‘Almost a decade’ is excellent, because an actual decade would pull in seven ‘permanent’ Chelsea managers and two more ‘interim’ managers, whereas ‘almost a decade’ – or ‘eight years’ as he wrote two weeks ago – means you can ignore Carlo Ancelotti, Andre Villas-Boas and Roberto Di Matteo and pretend that allowing Premier League title winner Antonio Conte two whole seasons was somehow the very essence of patience.
THIS is the day, your life will surely change
Oh now this is equally lovely.
‘THIS was the month Manchester United were ready to let go of Paul Pogba.’
THIS was the month, Neil Custis? It’s 27 bloody months since you told us that ‘it is the beginning of the end for Paul Pogba at Manchester United’. There’s been an awful lot of months in between, and most of them have been marked by you saying that the Frenchman was on his way out of Manchester United.
But now THIS is the month.
‘The financial implications of the pandemic probably blocked any big money move. Nobody could afford an asking price north of £100million.’
Which is weird because it’s only six weeks since we were confidently told – by Custis – that Manchester United ‘want their money back but may have to drop the asking price as low as £50m to find a buyer for the French World Cup winner’. So the asking price appeared to be very much south of £100million.
Of course, we are being a tad churlish because Custis is right that Pogba would have been sold if anybody could have afforded him, and he is now right that the excellent Pogba could help Manchester United win the title.
But we do have to laugh a little at ‘have no doubts this is a very good Manchester United team. One with the belief, age and ability not only to win this title but to stay up there’ when it’s been a mere six weeks since the same man wrote that ‘it could take 30 (years) for Man Utd to (win the title) as well’.
But THIS is the month when we should have no doubts, right?
Who do you think you’re kidding?
Penny for the thoughts of the Daily Mirror‘s David Maddock, who wrote about Jurgen Klopp issuing a ‘rallying cry’ in which he rather sensibly said that it was not a “catastrophe” that Liverpool had slipped to a position where victory over Burnley would take them within three points of the Premier League leaders.
At no point did Klopp use the word ‘panic’ and yet Maddock was understandably happy to paraphrase the Liverpool manager and write: ‘They face Burnley on Thursday night as manager Klopp outlined his defiant mentality with a warning that his side cannot panic and change what has brought them so much success in recent years.’
Cue a headline of ‘DON’T PANIC!’ and a 50-year-old cultural reference which features Klopp mocked-up as a member of the Home Guard from Dad’s Army. And cue – we hope – embarrassment from Maddock, who was just trying to do his usual, sensible job.
Do you want to know a secret?

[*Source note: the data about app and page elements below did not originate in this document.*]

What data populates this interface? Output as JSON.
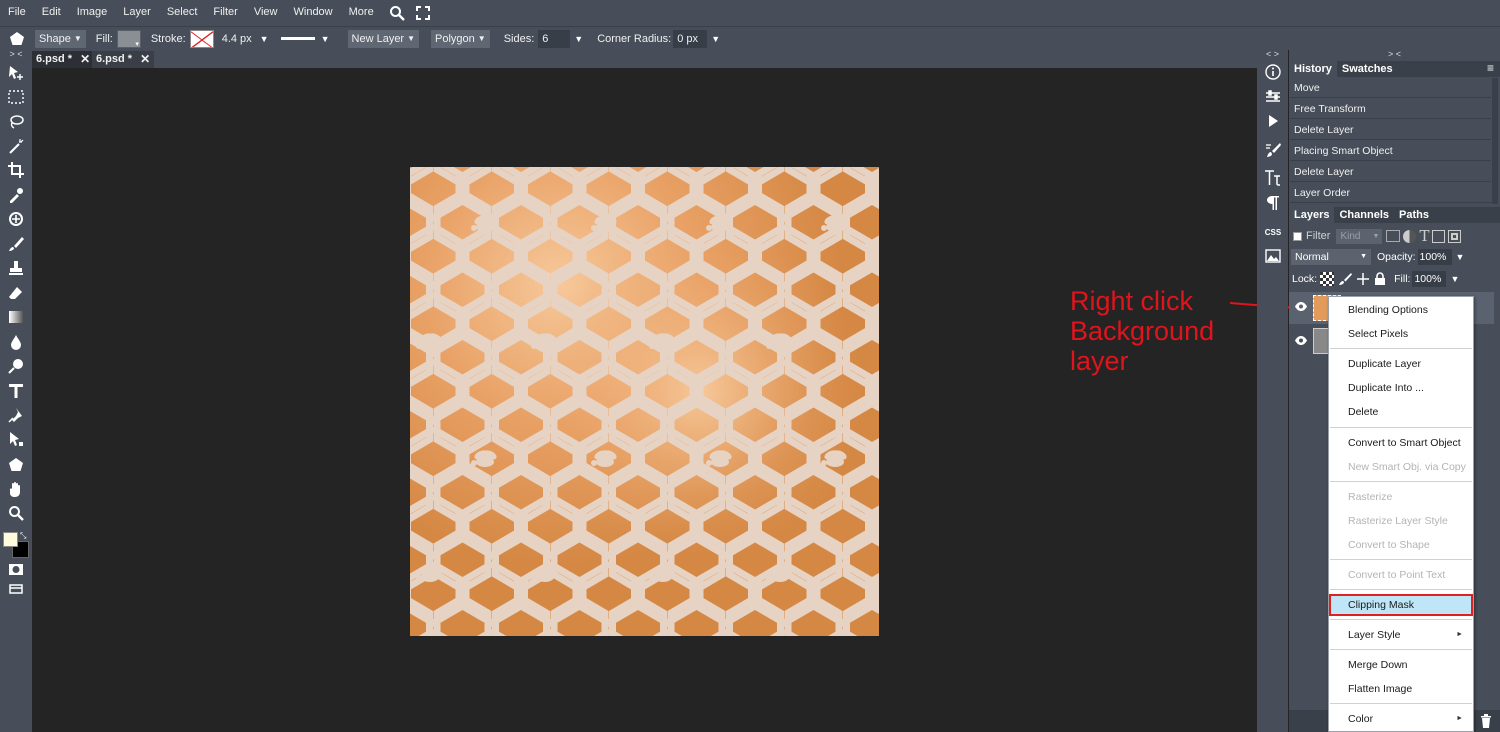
{
  "menubar": {
    "items": [
      "File",
      "Edit",
      "Image",
      "Layer",
      "Select",
      "Filter",
      "View",
      "Window",
      "More"
    ]
  },
  "options": {
    "shape_mode": "Shape",
    "fill_label": "Fill:",
    "stroke_label": "Stroke:",
    "stroke_width": "4.4 px",
    "layer_mode": "New Layer",
    "shape_type": "Polygon",
    "sides_label": "Sides:",
    "sides_value": "6",
    "corner_label": "Corner Radius:",
    "corner_value": "0 px"
  },
  "collapse_glyph": "> <",
  "right_collapse": "< >",
  "panel_collapse": "> <",
  "tabs": [
    {
      "label": "6.psd *"
    },
    {
      "label": "6.psd *"
    }
  ],
  "history_panel": {
    "tabs": [
      "History",
      "Swatches"
    ],
    "items": [
      "Move",
      "Free Transform",
      "Delete Layer",
      "Placing Smart Object",
      "Delete Layer",
      "Layer Order"
    ]
  },
  "layers_panel": {
    "tabs": [
      "Layers",
      "Channels",
      "Paths"
    ],
    "filter_label": "Filter",
    "kind_label": "Kind",
    "blend_mode": "Normal",
    "opacity_label": "Opacity:",
    "opacity_value": "100%",
    "lock_label": "Lock:",
    "fill_label": "Fill:",
    "fill_value": "100%"
  },
  "sidestrip": {
    "css_label": "CSS"
  },
  "context_menu": {
    "items": [
      {
        "label": "Blending Options"
      },
      {
        "label": "Select Pixels"
      },
      {
        "label": "Duplicate Layer"
      },
      {
        "label": "Duplicate Into ..."
      },
      {
        "label": "Delete"
      },
      {
        "label": "Convert to Smart Object"
      },
      {
        "label": "New Smart Obj. via Copy"
      },
      {
        "label": "Rasterize"
      },
      {
        "label": "Rasterize Layer Style"
      },
      {
        "label": "Convert to Shape"
      },
      {
        "label": "Convert to Point Text"
      },
      {
        "label": "Clipping Mask"
      },
      {
        "label": "Layer Style"
      },
      {
        "label": "Merge Down"
      },
      {
        "label": "Flatten Image"
      },
      {
        "label": "Color"
      }
    ]
  },
  "annotation": {
    "line1": "Right click",
    "line2": "Background",
    "line3": "layer"
  },
  "colors": {
    "accent_red": "#e0141c",
    "highlight": "#bfe6f7",
    "foreground": "#fffbdc",
    "background": "#000000"
  }
}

Mind you, sensible butters no parsnips when it comes to the internet and the incessant search for clicks, which is why Klopp’s actual quotes from Thursday are buried on the Mirror website while their MOST READ section brings us this classic:
‘Jurgen Klopp’s Liverpool exit plan, secret contract clause and his most likely replacement’
Is there any new information? No. New quotes? No. Is it just a precis of everything Klopp has ever said about leaving Liverpool? Oh yes. Is the ‘secret contract clause’ something that was revealed almost a year ago? Yes. Is his ‘most likely replacement’ Steven Gerrard? Of course it bloody is. Should we stop caring? Probably. Are we secretly jealous of this flagrant lack of shame? Maybe a little.
Tweet of the day
Thanks for sticking the boot in, hope it gets you a few clicks. My apologies to Bernardo Silva, it was a lovely goal in a brilliant game.
Nothing to be baffled about, I misidentified someone and I’m kicking lumps out of myself because I have high standards, but I’ll react well https://t.co/wS5Kte42Ij
— Adam Summerton (@adamsummerton) January 20, 2021
Recommended reading of the day
Adam Bate on an absence of Chelsea style
James McNicholas on Arsenal’s Willian problem